ATLANTA -- Unlike most opening days of the General Assembly, the Senate got right to work debating substantive legislation Monday.
It took an hour to debate and pass Senate Bill 184 that removes seniority protections for teachers. The bill was a leftover from the 2011 regular session when time ran out for consideration.
The measure had originated in the Senate, but the Senate still needed to give its OK to changes made by the House last year before the final gavel fell ending that session. It wasn’t subject to a vote during the special session last year which only dealt with redistricting.
Senate President Pro Tempore Tommie Williams said the bill would strengthen education by removing a requirement that all layoffs be done on the basis of seniority.
“They have to fire the last person they hired, even if they were the best teacher in the state,” Williams, R-Lyons, said of the existing law.
Democrats opposed the bill on the party-line vote.
Sen. Steve Thompson, D-Marietta, asked Williams why the bill was up for a vote on the first day of the session when two senators elected last fall during special elections had not had a chance to study it.
“We’re talking about process and the way things ought to be done,” he said.
Action in the House was more routine. It passed resolutions inviting the governor and chief justice to address joint legislative sessions and a schedule for the next three weeks, including a recess all of next week for budget committee meetings.
“After that, we’re going to regroup and see what we’ll do then,” said House Republican Leader Larry O’Neal, R-Bonaire.
Another uncommon experience were demonstrations on the first day. Several hundred mothers and children crowded the hallways and chanted in support of Temporary Assistance to Needy Families, a state welfare program they’re hoping to be spared budget cutting.
Outside, two hundred or so supporters of Amnesty International and the National Association for the Advancement of Colored People rallied against the death penalty. Many held posters or wore buttons with a photo of Troy Davis, a Savannah man executed last year for killing an off-duty policeman.
“If they can do it to him, they could do it to any of us,” said Rep. Sharon Beasley-Teague, D-Red Oak.
As in most years, legislation is pending calling for a halt to capital punishment, but the bills never come up for a vote in committee.

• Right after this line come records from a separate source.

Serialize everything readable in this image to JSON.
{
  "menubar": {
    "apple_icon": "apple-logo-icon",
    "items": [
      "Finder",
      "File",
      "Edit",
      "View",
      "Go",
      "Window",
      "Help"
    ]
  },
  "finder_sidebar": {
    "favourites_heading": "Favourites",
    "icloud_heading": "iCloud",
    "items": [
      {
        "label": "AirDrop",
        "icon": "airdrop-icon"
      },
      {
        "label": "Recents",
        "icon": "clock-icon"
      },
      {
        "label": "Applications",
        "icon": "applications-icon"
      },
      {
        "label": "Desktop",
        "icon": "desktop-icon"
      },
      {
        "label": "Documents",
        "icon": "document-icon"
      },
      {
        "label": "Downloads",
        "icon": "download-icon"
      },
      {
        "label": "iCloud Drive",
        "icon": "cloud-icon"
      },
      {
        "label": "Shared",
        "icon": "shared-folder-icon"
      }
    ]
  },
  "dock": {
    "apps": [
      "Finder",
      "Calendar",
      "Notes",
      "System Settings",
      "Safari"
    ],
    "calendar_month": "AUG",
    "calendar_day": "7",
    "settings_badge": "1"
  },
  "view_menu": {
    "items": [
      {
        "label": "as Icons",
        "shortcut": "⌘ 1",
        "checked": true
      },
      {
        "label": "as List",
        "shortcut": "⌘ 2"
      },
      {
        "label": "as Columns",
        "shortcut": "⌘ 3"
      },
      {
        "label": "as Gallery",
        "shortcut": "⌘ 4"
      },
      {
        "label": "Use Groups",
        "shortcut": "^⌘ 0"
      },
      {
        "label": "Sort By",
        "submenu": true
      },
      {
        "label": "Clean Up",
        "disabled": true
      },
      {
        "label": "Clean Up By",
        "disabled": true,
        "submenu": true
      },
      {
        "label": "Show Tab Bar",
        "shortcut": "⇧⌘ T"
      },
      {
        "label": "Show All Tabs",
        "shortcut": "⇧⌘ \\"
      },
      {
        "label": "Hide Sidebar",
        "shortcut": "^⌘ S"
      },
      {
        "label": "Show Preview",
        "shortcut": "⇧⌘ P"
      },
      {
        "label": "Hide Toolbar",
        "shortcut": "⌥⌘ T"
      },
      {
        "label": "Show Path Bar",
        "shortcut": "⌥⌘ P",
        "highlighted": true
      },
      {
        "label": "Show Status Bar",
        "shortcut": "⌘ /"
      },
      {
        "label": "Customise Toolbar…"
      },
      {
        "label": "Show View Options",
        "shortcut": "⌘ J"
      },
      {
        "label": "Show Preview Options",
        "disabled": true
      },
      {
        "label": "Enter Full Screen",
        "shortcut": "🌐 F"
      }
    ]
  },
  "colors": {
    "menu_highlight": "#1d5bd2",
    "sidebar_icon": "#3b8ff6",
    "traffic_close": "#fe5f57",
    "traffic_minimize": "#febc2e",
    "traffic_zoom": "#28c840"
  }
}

This year, Senate Democratic Whip Vincent Fort of Atlanta announced plans to introduce legislation that would prohibit a death sentence based solely on eyewitness testimony.
Davis supporters say seven of nine eyewitnesses to the fatal shooting backed away from all or part of their testimony by the time he was executed.